Friday, February 26, 2021

Glen or Glenda (1953)

After a transvestite man commits suicide, Inspector Warren decides to have a chat with one Dr. Alton, an expert in such cases. Alton tells the policeman all abut his recent history with Glen, another transvestite who struggled with how to tell his fiancee

Glen or Glenda is a film that for the longest time has been lumped into the category of 'worst films ever made', purely because of its director. Not only was he a master of the craft, but he was also one of the first 'so bad they're good' directors to have been rediscovered, leading to all of his films being painted with that same brush regardless of quality. Bride of the Monster or Night of the Ghouls? Sure! But Glen or Glenda? Not so, I feel. It's certainly got its weirder moments, but for the most part it's a surprisingly serviceable movie.
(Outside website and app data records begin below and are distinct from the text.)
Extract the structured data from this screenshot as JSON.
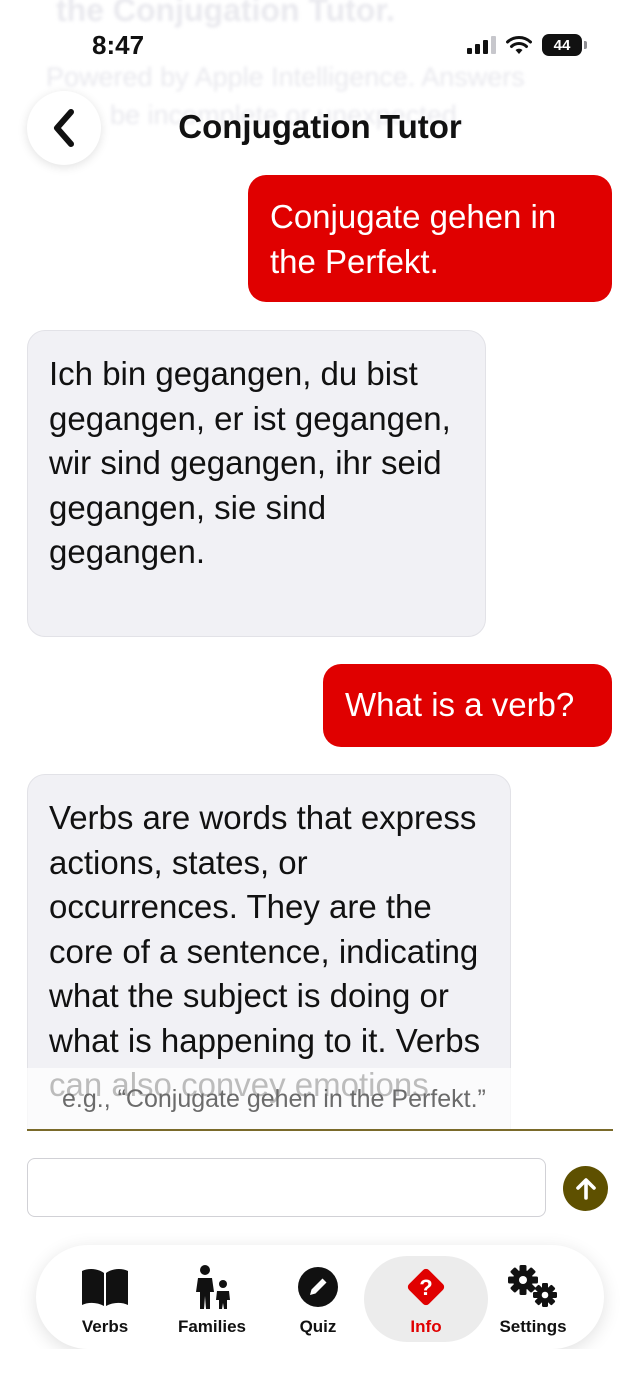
{
  "background_header": {
    "title": "the Conjugation Tutor.",
    "subtitle_line1": "Powered by Apple Intelligence. Answers",
    "subtitle_line2": "be incomplete or unexpected."
  },
  "status_bar": {
    "time": "8:47",
    "battery": "44"
  },
  "header": {
    "title": "Conjugation Tutor"
  },
  "messages": [
    {
      "role": "user",
      "text": "Conjugate gehen in the Perfekt."
    },
    {
      "role": "assistant",
      "text": "Ich bin gegangen, du bist gegangen, er ist gegangen, wir sind gegangen, ihr seid gegangen, sie sind gegangen."
    },
    {
      "role": "user",
      "text": "What is a verb?"
    },
    {
      "role": "assistant",
      "text": "Verbs are words that express actions, states, or occurrences. They are the core of a sentence, indicating what the subject is doing or what is happening to it. Verbs can also convey emotions"
    }
  ],
  "composer": {
    "hint": "e.g., “Conjugate gehen in the Perfekt.”",
    "value": ""
  },
  "tabs": [
    {
      "label": "Verbs",
      "icon": "book-icon"
    },
    {
      "label": "Families",
      "icon": "family-icon"
    },
    {
      "label": "Quiz",
      "icon": "pencil-icon"
    },
    {
      "label": "Info",
      "icon": "question-icon",
      "active": true
    },
    {
      "label": "Settings",
      "icon": "gears-icon"
    }
  ],
  "colors": {
    "accent_red": "#e00000",
    "send_button": "#5e5000",
    "assistant_bubble": "#f1f1f5"
  }
}
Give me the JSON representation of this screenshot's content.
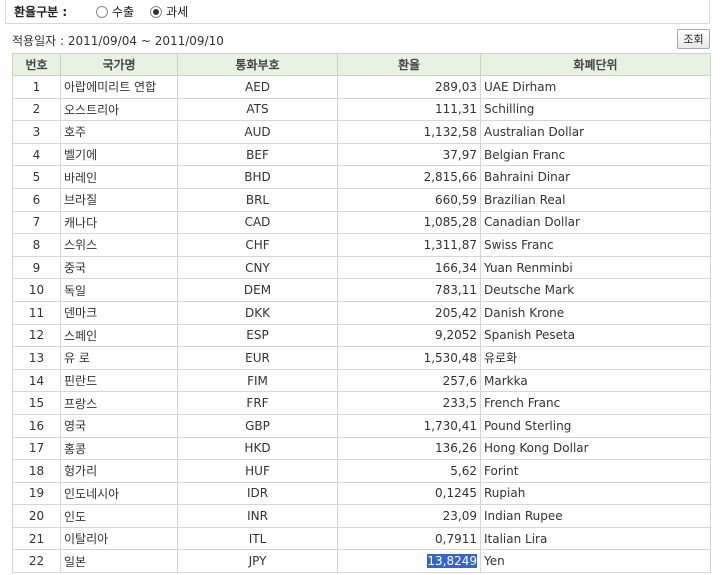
{
  "filter": {
    "label": "환율구분 :",
    "options": [
      {
        "label": "수출",
        "checked": false
      },
      {
        "label": "과세",
        "checked": true
      }
    ]
  },
  "date_range": {
    "prefix": "적용일자 : ",
    "start": "2011/09/04",
    "separator": " ~ ",
    "end": "2011/09/10"
  },
  "search_button": "조회",
  "table": {
    "headers": [
      "번호",
      "국가명",
      "통화부호",
      "환율",
      "화폐단위"
    ],
    "rows": [
      {
        "no": "1",
        "country": "아랍에미리트 연합",
        "code": "AED",
        "rate": "289,03",
        "unit": "UAE Dirham"
      },
      {
        "no": "2",
        "country": "오스트리아",
        "code": "ATS",
        "rate": "111,31",
        "unit": "Schilling"
      },
      {
        "no": "3",
        "country": "호주",
        "code": "AUD",
        "rate": "1,132,58",
        "unit": "Australian Dollar"
      },
      {
        "no": "4",
        "country": "벨기에",
        "code": "BEF",
        "rate": "37,97",
        "unit": "Belgian Franc"
      },
      {
        "no": "5",
        "country": "바레인",
        "code": "BHD",
        "rate": "2,815,66",
        "unit": "Bahraini Dinar"
      },
      {
        "no": "6",
        "country": "브라질",
        "code": "BRL",
        "rate": "660,59",
        "unit": "Brazilian Real"
      },
      {
        "no": "7",
        "country": "캐나다",
        "code": "CAD",
        "rate": "1,085,28",
        "unit": "Canadian Dollar"
      },
      {
        "no": "8",
        "country": "스위스",
        "code": "CHF",
        "rate": "1,311,87",
        "unit": "Swiss Franc"
      },
      {
        "no": "9",
        "country": "중국",
        "code": "CNY",
        "rate": "166,34",
        "unit": "Yuan Renminbi"
      },
      {
        "no": "10",
        "country": "독일",
        "code": "DEM",
        "rate": "783,11",
        "unit": "Deutsche Mark"
      },
      {
        "no": "11",
        "country": "덴마크",
        "code": "DKK",
        "rate": "205,42",
        "unit": "Danish Krone"
      },
      {
        "no": "12",
        "country": "스페인",
        "code": "ESP",
        "rate": "9,2052",
        "unit": "Spanish Peseta"
      },
      {
        "no": "13",
        "country": "유 로",
        "code": "EUR",
        "rate": "1,530,48",
        "unit": "유로화"
      },
      {
        "no": "14",
        "country": "핀란드",
        "code": "FIM",
        "rate": "257,6",
        "unit": "Markka"
      },
      {
        "no": "15",
        "country": "프랑스",
        "code": "FRF",
        "rate": "233,5",
        "unit": "French Franc"
      },
      {
        "no": "16",
        "country": "영국",
        "code": "GBP",
        "rate": "1,730,41",
        "unit": "Pound Sterling"
      },
      {
        "no": "17",
        "country": "홍콩",
        "code": "HKD",
        "rate": "136,26",
        "unit": "Hong Kong Dollar"
      },
      {
        "no": "18",
        "country": "헝가리",
        "code": "HUF",
        "rate": "5,62",
        "unit": "Forint"
      },
      {
        "no": "19",
        "country": "인도네시아",
        "code": "IDR",
        "rate": "0,1245",
        "unit": "Rupiah"
      },
      {
        "no": "20",
        "country": "인도",
        "code": "INR",
        "rate": "23,09",
        "unit": "Indian Rupee"
      },
      {
        "no": "21",
        "country": "이탈리아",
        "code": "ITL",
        "rate": "0,7911",
        "unit": "Italian Lira"
      },
      {
        "no": "22",
        "country": "일본",
        "code": "JPY",
        "rate": "13,8249",
        "unit": "Yen",
        "rate_selected": true
      }
    ]
  },
  "colors": {
    "header_bg": "#e8f2e3",
    "selection_bg": "#3366cc"
  }
}
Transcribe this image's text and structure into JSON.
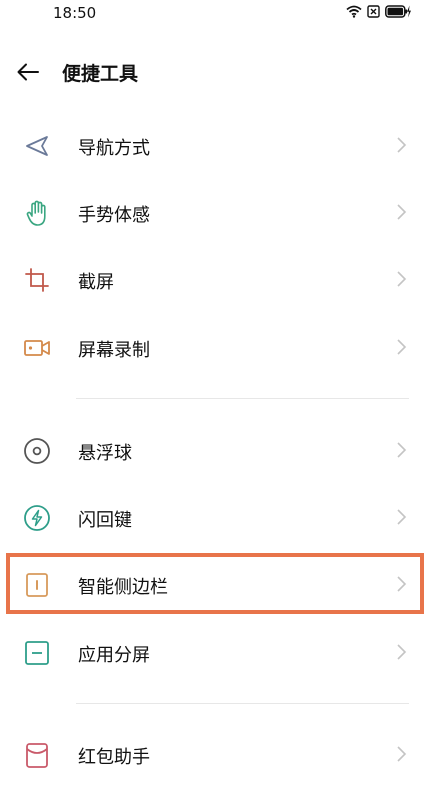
{
  "status_bar": {
    "time": "18:50",
    "battery_level": 1.0
  },
  "header": {
    "title": "便捷工具"
  },
  "items": [
    {
      "label": "导航方式",
      "icon": "navigation-icon",
      "color": "#6b7a99"
    },
    {
      "label": "手势体感",
      "icon": "gesture-hand-icon",
      "color": "#3aa681"
    },
    {
      "label": "截屏",
      "icon": "crop-icon",
      "color": "#c0584a"
    },
    {
      "label": "屏幕录制",
      "icon": "video-record-icon",
      "color": "#d4894a"
    },
    {
      "label": "悬浮球",
      "icon": "floating-ball-icon",
      "color": "#555555"
    },
    {
      "label": "闪回键",
      "icon": "flash-back-icon",
      "color": "#2e9e8a"
    },
    {
      "label": "智能侧边栏",
      "icon": "sidebar-icon",
      "color": "#d79a5c"
    },
    {
      "label": "应用分屏",
      "icon": "split-screen-icon",
      "color": "#2e9e8a"
    },
    {
      "label": "红包助手",
      "icon": "red-envelope-icon",
      "color": "#c95a6a"
    }
  ],
  "colors": {
    "highlight": "#e8744a",
    "chevron": "#c4c4c4"
  }
}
The arrangement of the film is a bit confounding, but you get used to it eventually. A mysterious scientist who may or may not be God is the main narrator, but then we've also got Dr. Alton, who narrates the tale of Glen to a curious detective. Glen's story takes up the majority of the movie, but stuck right at the end is another vignette, all about Alan/Anne. Comprised largely of stock footage, it's a fairly decent little tale, and competently made. It may not come off as a proper story, but it never really tries, so comes off far less phony than it could have.

The weirdest part of Glen or Glenda is by far the 15 minute dream sequence. The first section is pretty good, making sense with Glen's anxieties, and the film's overall themes. Everything after that is just random and bizarre though, especially the extended striptease/erotica/BDSM reel, which was a last minute addition forced on by a producer unsatisfied with the movie's short length, and lack of salaciousness.
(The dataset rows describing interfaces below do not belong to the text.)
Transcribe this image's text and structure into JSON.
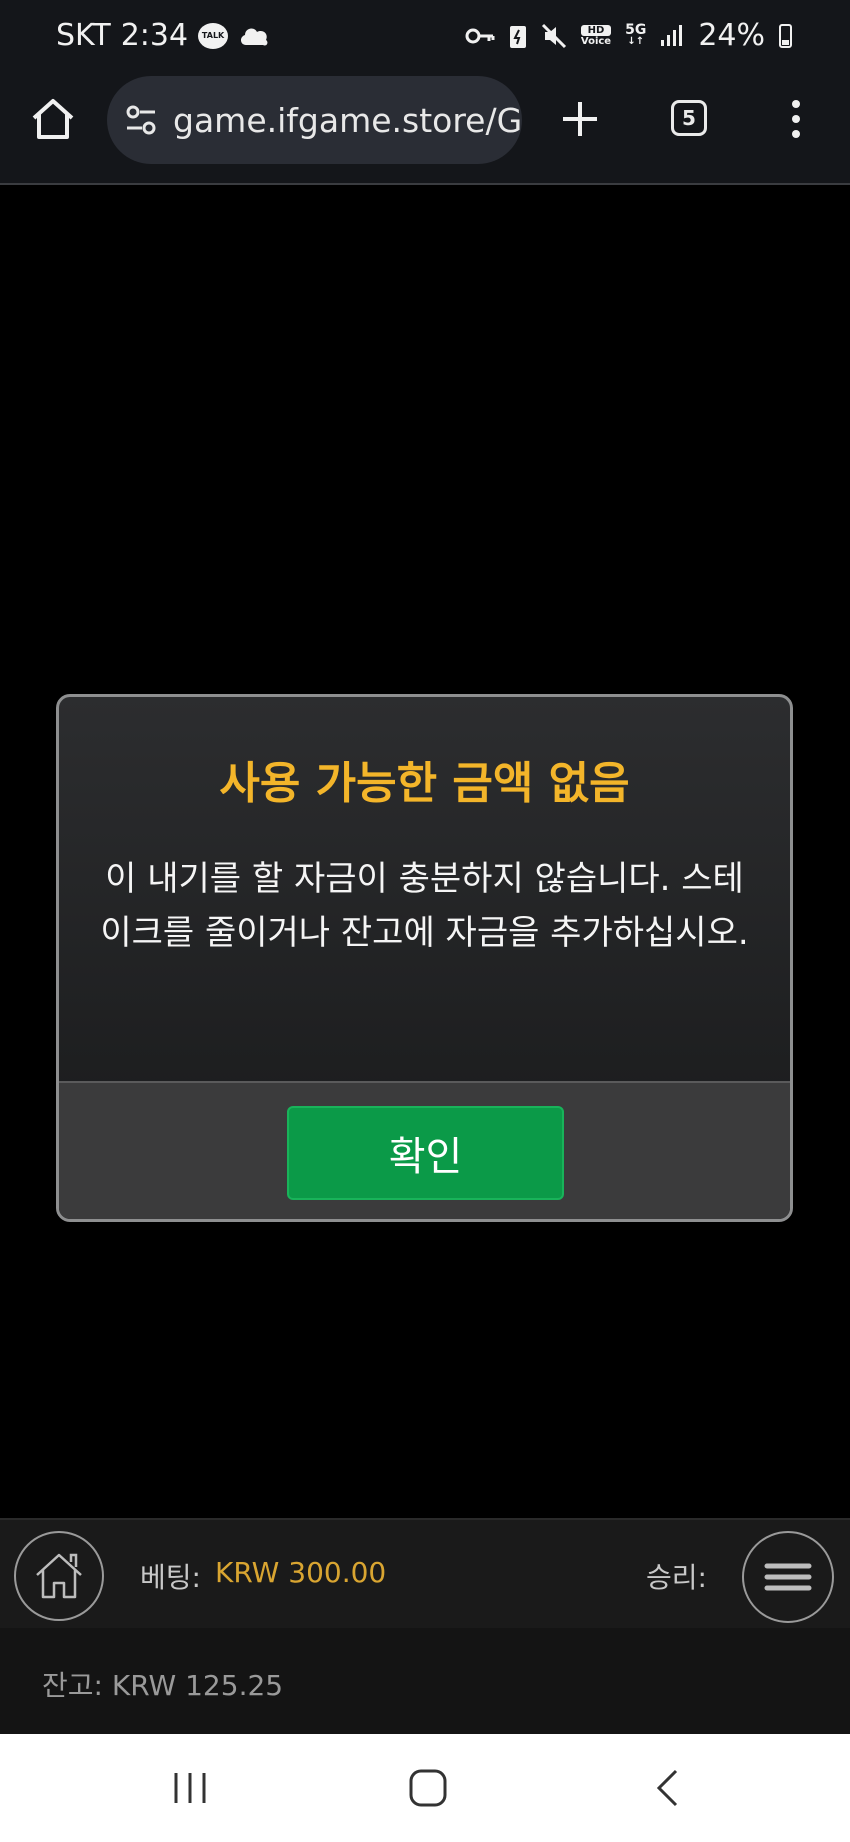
{
  "status_bar": {
    "carrier": "SKT",
    "time": "2:34",
    "talk_badge": "TALK",
    "hd_voice": "HD",
    "voice_label": "Voice",
    "network": "5G",
    "battery": "24%"
  },
  "browser": {
    "url": "game.ifgame.store/G",
    "tab_count": "5"
  },
  "dialog": {
    "title": "사용 가능한 금액 없음",
    "message": "이 내기를 할 자금이 충분하지 않습니다. 스테이크를 줄이거나 잔고에 자금을 추가하십시오.",
    "confirm_label": "확인",
    "title_color": "#f3b52a",
    "button_color": "#0b9a48"
  },
  "game_bar": {
    "bet_label": "베팅:",
    "bet_value": "KRW 300.00",
    "win_label": "승리:",
    "balance": "잔고: KRW 125.25"
  },
  "icons": {
    "browser_home": "home-icon",
    "site_settings": "tune-icon",
    "new_tab": "plus-icon",
    "tabs": "tabs-icon",
    "more": "more-vert-icon",
    "game_home": "home-outline-icon",
    "game_menu": "hamburger-icon",
    "nav_recents": "recents-icon",
    "nav_home": "nav-home-icon",
    "nav_back": "back-icon"
  }
}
Ed Wood was a transvestite himself, and this shows in the film, which was not only made by the voice of experience, but even uses a few biographical details from his own life. The general attitude present in the movie is a positive one. Even if the people here don't understand it, they don't demonise such people. A perfect example is when Glen is discussing the topic with his fiancee, saying "Some people aren't happy the way they are" and then her response isn't something bigoted, but the reasonable reaction that it's a drastic step to take. A lot of the conversations  are like this. Many of the characters are skeptical, but are open-minded and willing to learn, and that's the message at the core of the film. Being kindhearted and accepting to learn how others want to live  It's surprising how much more tolerant people were in the 1950s regarding this topic than today.

While the movie is a little dated in some respects, these are largely secondary compared to everything the movie does right, like how it stresses against criminalising the condition, and even uses the correct terminology. I've seen some people say elements have aged poorly, and some of these are valid enough points, while others come across as whinging to me.

While I have been fairly positive to the movie so far, there is its fair share of cheesiness, and it does entertain plenty in that regard. If you don't burst out laughing at the old ladies parroting on about God and Man, you must have no sense of humour.

Ed Wood plays the lead part of Glen, and does a pretty good job at it! He often did a weird job at getting performances out of other people, but when it came to himself I guess he knew what he wanted. Dolores Fuller's deliveries can be a little clunky at times, but she does a mostly ok job, and has chemistry with Wood (as well she should, considering they were a real life married couple). Timothy Farrell and Lyle Talbot have a decent rapport as the doctor and policeman who discuss the film's stories together. And lastly, Bela Lugosi delivers a pretty hypnotically weird performance! He alone gives the movie a lot of its mystique.

To finish, Glen or Glenda is a unique curio, and certainly deserves its place as the second most well known film in Ed Wood's filmography. It's not for everyone, but if the subject interests you, then it's certainly worth checking out...

No comments:

Post a Comment